|International Classification||C08L77/00, C09J177/00, C08L77/12|
|Cooperative Classification||C08L77/00, C08L77/12, C09J177/00|
|European Classification||C09J177/00, C08L77/00, C08L77/12|
|Dec 18, 1985||AS||Assignment|
Owner name: UNION CAMP CORPORATION, WAYNE, NEW JERSEY, A CORP.
Free format text: ASSIGNMENT OF ASSIGNORS INTEREST.;ASSIGNOR:CHEN, ALBERT C.;REEL/FRAME:004498/0428
Effective date: 19851216
|Jan 2, 1991||REMI||Maintenance fee reminder mailed|
|Jan 22, 1991||FPAY||Fee payment|
Year of fee payment: 4
|Jan 22, 1991||SULP||Surcharge for late payment|
|Oct 21, 1994||FPAY||Fee payment|
Year of fee payment: 8
|Dec 22, 1998||REMI||Maintenance fee reminder mailed|
|Jan 20, 1999||SULP||Surcharge for late payment|
|Jan 20, 1999||FPAY||Fee payment|
Year of fee payment: 12
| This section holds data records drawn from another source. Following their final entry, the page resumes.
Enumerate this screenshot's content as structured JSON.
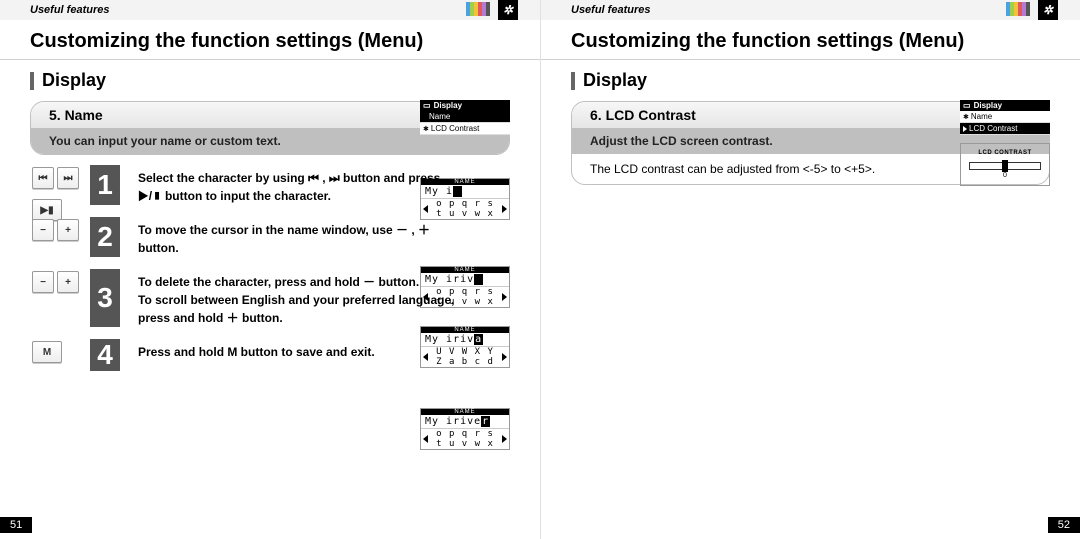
{
  "breadcrumb": "Useful features",
  "title": "Customizing the function settings (Menu)",
  "section": "Display",
  "left": {
    "feature_no": "5. Name",
    "feature_sub": "You can input your name or custom text.",
    "steps": [
      {
        "num": "1",
        "text": "Select the character by using ⏮ , ⏭ button and press ▶/▮ button to input the character."
      },
      {
        "num": "2",
        "text": "To move the cursor in the name window, use － , ＋ button."
      },
      {
        "num": "3",
        "text": "To delete the character, press and hold － button.\nTo scroll between English and your preferred language, press and hold ＋ button."
      },
      {
        "num": "4",
        "text": "Press and hold M button to save and exit."
      }
    ],
    "mini": {
      "head": "Display",
      "items": [
        "Name",
        "LCD Contrast"
      ],
      "selected": 0
    },
    "panels": [
      {
        "title": "NAME",
        "name": "My i",
        "cursor_at": 4,
        "chars": "o p q r s t u v w x",
        "hl": 3
      },
      {
        "title": "NAME",
        "name": "My iriv",
        "cursor_at": 7,
        "chars": "o p q r s t u v w x",
        "hl": 6
      },
      {
        "title": "NAME",
        "name": "My iriva",
        "cursor_at": 7,
        "chars": "U V W X Y Z a b c d",
        "hl": 6
      },
      {
        "title": "NAME",
        "name": "My iriver",
        "cursor_at": 8,
        "chars": "o p q r s t u v w x",
        "hl": 3
      }
    ],
    "pagenum": "51"
  },
  "right": {
    "feature_no": "6. LCD Contrast",
    "feature_sub": "Adjust the LCD screen contrast.",
    "body": "The LCD contrast can be adjusted from <-5> to <+5>.",
    "mini": {
      "head": "Display",
      "items": [
        "Name",
        "LCD Contrast"
      ],
      "selected": 1
    },
    "lcd_label": "LCD CONTRAST",
    "lcd_value": "0",
    "pagenum": "52"
  },
  "stripe_colors": [
    "#4aa3e0",
    "#9fd04b",
    "#f3c13a",
    "#e05a5a",
    "#b57ad6",
    "#555"
  ]
}
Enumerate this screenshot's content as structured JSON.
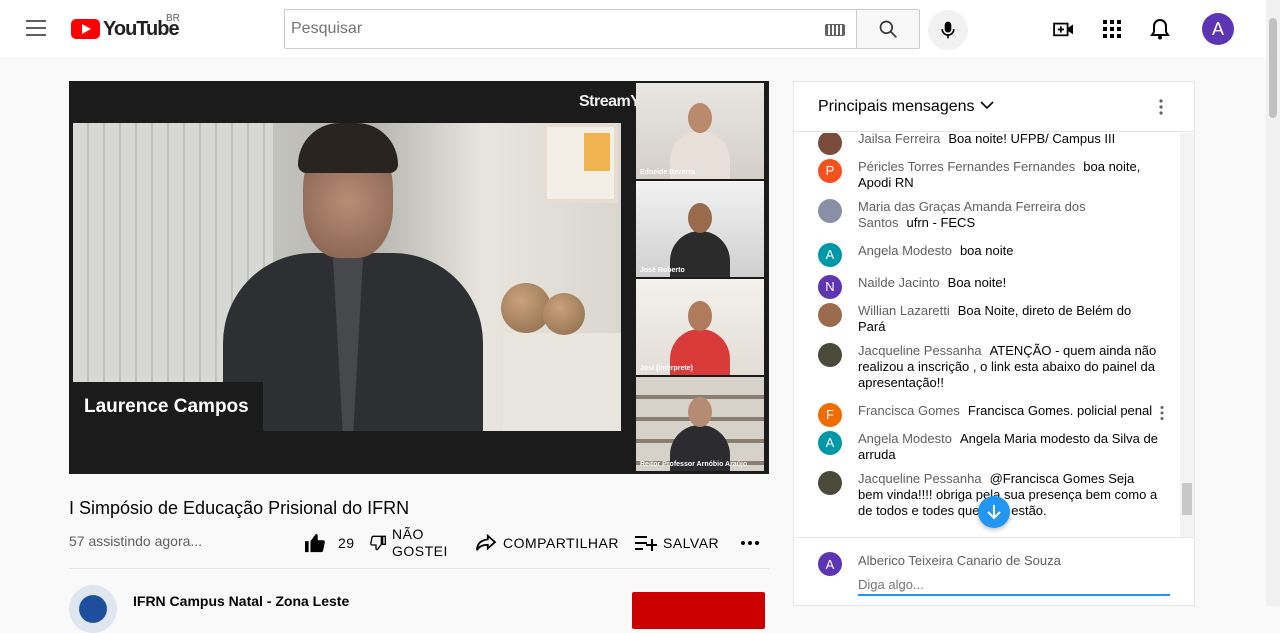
{
  "header": {
    "logo_text": "YouTube",
    "region": "BR",
    "search_placeholder": "Pesquisar",
    "avatar_letter": "A",
    "icons": [
      "menu-icon",
      "keyboard-icon",
      "search-icon",
      "mic-icon",
      "create-video-icon",
      "apps-icon",
      "bell-icon"
    ]
  },
  "video": {
    "brand": "StreamYard",
    "main_speaker": "Laurence Campos",
    "participants": [
      {
        "name": "Edneide Bezerra"
      },
      {
        "name": "José Roberto"
      },
      {
        "name": "Josi (intérprete)"
      },
      {
        "name": "Reitor Professor Arnóbio Araújo"
      }
    ],
    "title": "I Simpósio de Educação Prisional do IFRN",
    "watching": "57 assistindo agora...",
    "likes": "29",
    "dislike_label_1": "NÃO",
    "dislike_label_2": "GOSTEI",
    "share_label": "COMPARTILHAR",
    "save_label": "SALVAR"
  },
  "channel": {
    "name": "IFRN Campus Natal - Zona Leste"
  },
  "chat": {
    "title": "Principais mensagens",
    "messages": [
      {
        "author": "Jailsa Ferreira",
        "text": "Boa noite! UFPB/ Campus III",
        "avatar": "",
        "color": "#7a4a3a"
      },
      {
        "author": "Péricles Torres Fernandes Fernandes",
        "text": "boa noite, Apodi RN",
        "avatar": "P",
        "color": "#f4511e"
      },
      {
        "author": "Maria das Graças Amanda Ferreira dos Santos",
        "text": "ufrn - FECS",
        "avatar": "",
        "color": "#8a8fa8"
      },
      {
        "author": "Angela Modesto",
        "text": "boa noite",
        "avatar": "A",
        "color": "#0097a7"
      },
      {
        "author": "Nailde Jacinto",
        "text": "Boa noite!",
        "avatar": "N",
        "color": "#5e35b1"
      },
      {
        "author": "Willian Lazaretti",
        "text": "Boa Noite, direto de Belém do Pará",
        "avatar": "",
        "color": "#9c6b4e"
      },
      {
        "author": "Jacqueline Pessanha",
        "text": "ATENÇÃO - quem ainda não realizou a inscrição , o link esta abaixo do painel da apresentação!!",
        "avatar": "",
        "color": "#4a4a3a"
      },
      {
        "author": "Francisca Gomes",
        "text": "Francisca Gomes. policial penal",
        "avatar": "F",
        "color": "#ef6c00"
      },
      {
        "author": "Angela Modesto",
        "text": "Angela Maria modesto da Silva de arruda",
        "avatar": "A",
        "color": "#0097a7"
      },
      {
        "author": "Jacqueline Pessanha",
        "text": "@Francisca Gomes Seja bem vinda!!!! obriga pela sua presença bem como a de todos e todes que aqui estão.",
        "avatar": "",
        "color": "#4a4a3a"
      }
    ],
    "input_user": "Alberico Teixeira Canario de Souza",
    "input_avatar": "A",
    "input_placeholder": "Diga algo..."
  }
}
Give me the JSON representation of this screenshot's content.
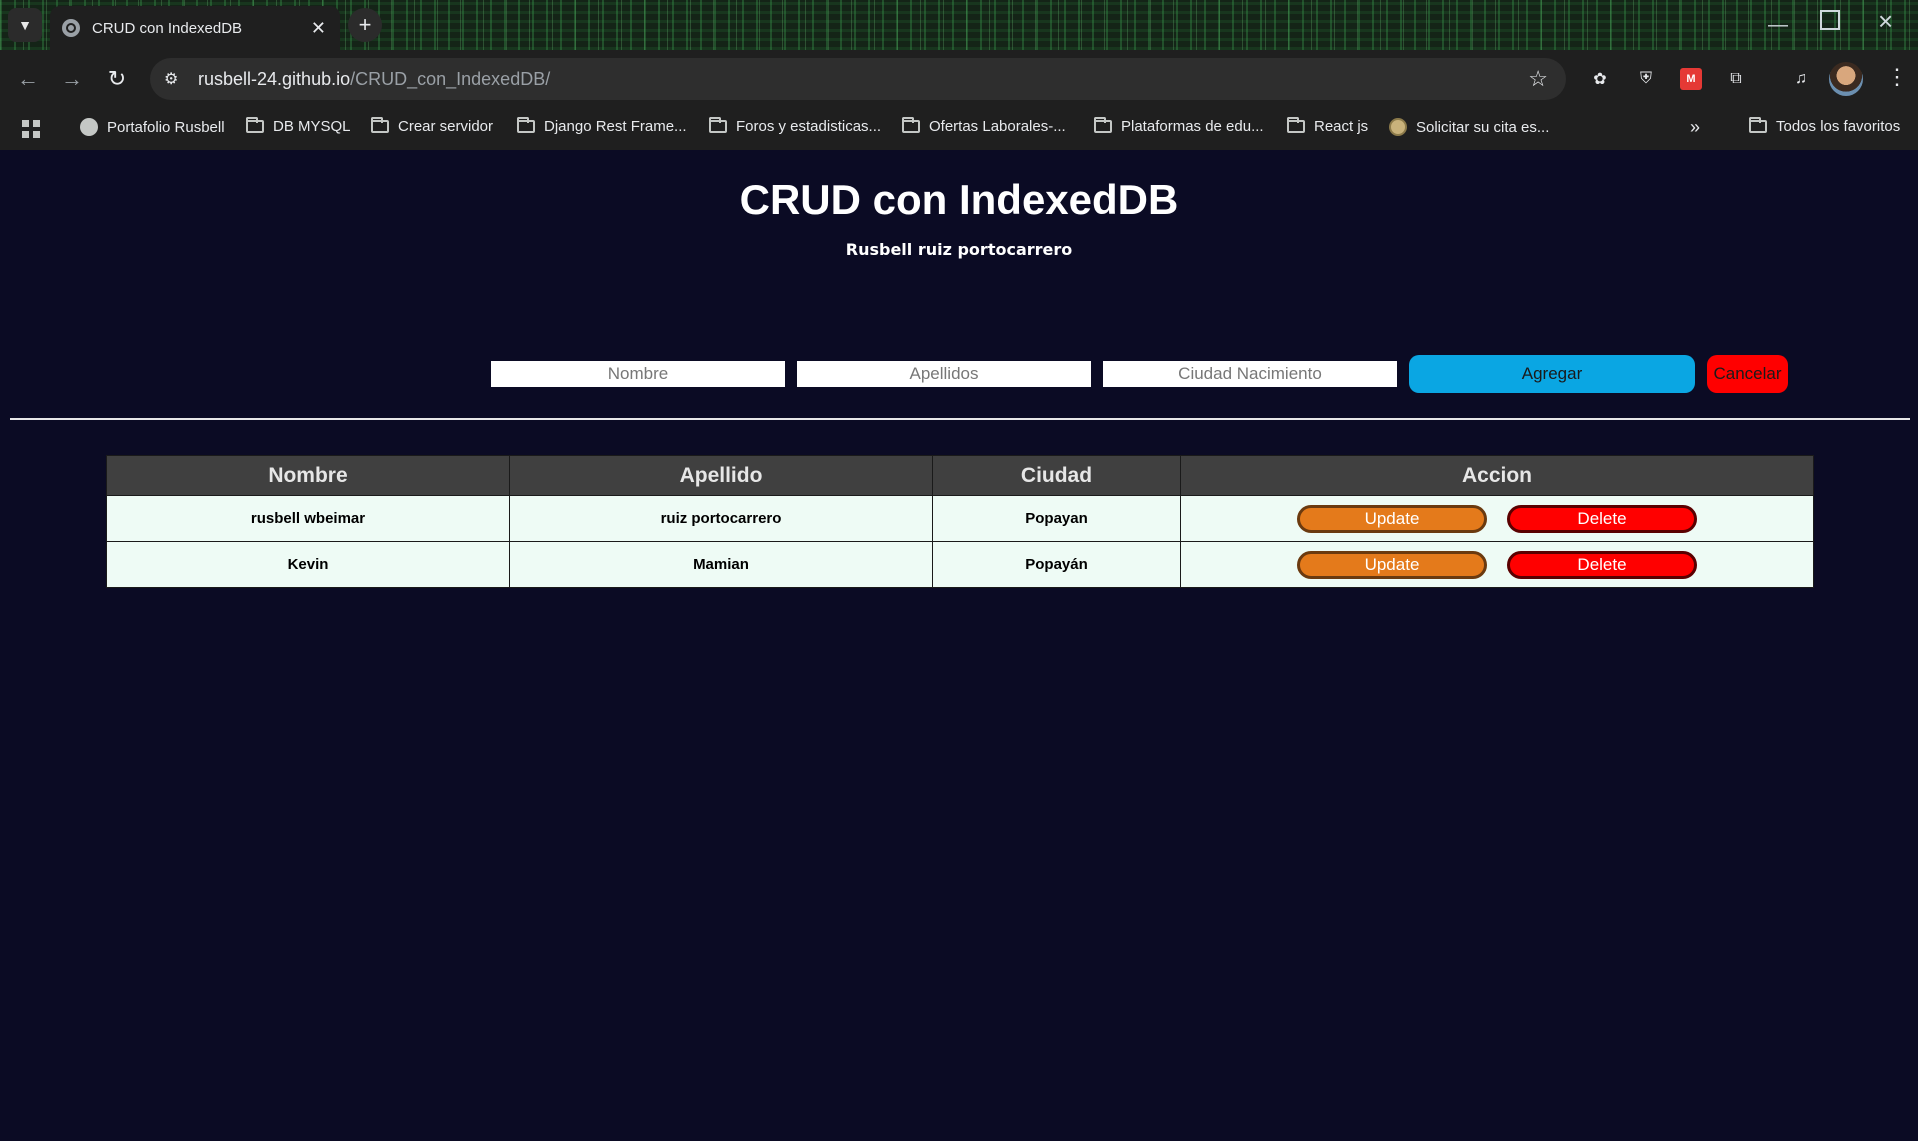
{
  "browser": {
    "tab_title": "CRUD con IndexedDB",
    "url_domain": "rusbell-24.github.io",
    "url_path": "/CRUD_con_IndexedDB/",
    "bookmarks": [
      {
        "label": "Portafolio Rusbell",
        "icon": "globe-icon"
      },
      {
        "label": "DB MYSQL",
        "icon": "folder-icon"
      },
      {
        "label": "Crear servidor",
        "icon": "folder-icon"
      },
      {
        "label": "Django Rest Frame...",
        "icon": "folder-icon"
      },
      {
        "label": "Foros y estadisticas...",
        "icon": "folder-icon"
      },
      {
        "label": "Ofertas Laborales-...",
        "icon": "folder-icon"
      },
      {
        "label": "Plataformas de edu...",
        "icon": "folder-icon"
      },
      {
        "label": "React js",
        "icon": "folder-icon"
      },
      {
        "label": "Solicitar su cita es...",
        "icon": "seal-icon"
      }
    ],
    "all_bookmarks": "Todos los favoritos"
  },
  "page": {
    "title": "CRUD con IndexedDB",
    "subtitle": "Rusbell ruiz portocarrero"
  },
  "form": {
    "nombre_placeholder": "Nombre",
    "apellidos_placeholder": "Apellidos",
    "ciudad_placeholder": "Ciudad Nacimiento",
    "agregar_label": "Agregar",
    "cancelar_label": "Cancelar"
  },
  "table": {
    "headers": [
      "Nombre",
      "Apellido",
      "Ciudad",
      "Accion"
    ],
    "rows": [
      {
        "nombre": "rusbell wbeimar",
        "apellido": "ruiz portocarrero",
        "ciudad": "Popayan"
      },
      {
        "nombre": "Kevin",
        "apellido": "Mamian",
        "ciudad": "Popayán"
      }
    ],
    "update_label": "Update",
    "delete_label": "Delete"
  },
  "colors": {
    "background": "#0b0b24",
    "agregar": "#0aa6e3",
    "cancelar": "#ff0000",
    "update": "#e47a1b",
    "delete": "#ff0000",
    "header": "#404040",
    "row": "#eefbf5"
  }
}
|May 15, 2002||AS||Assignment|
|May 23, 2002||AS||Assignment|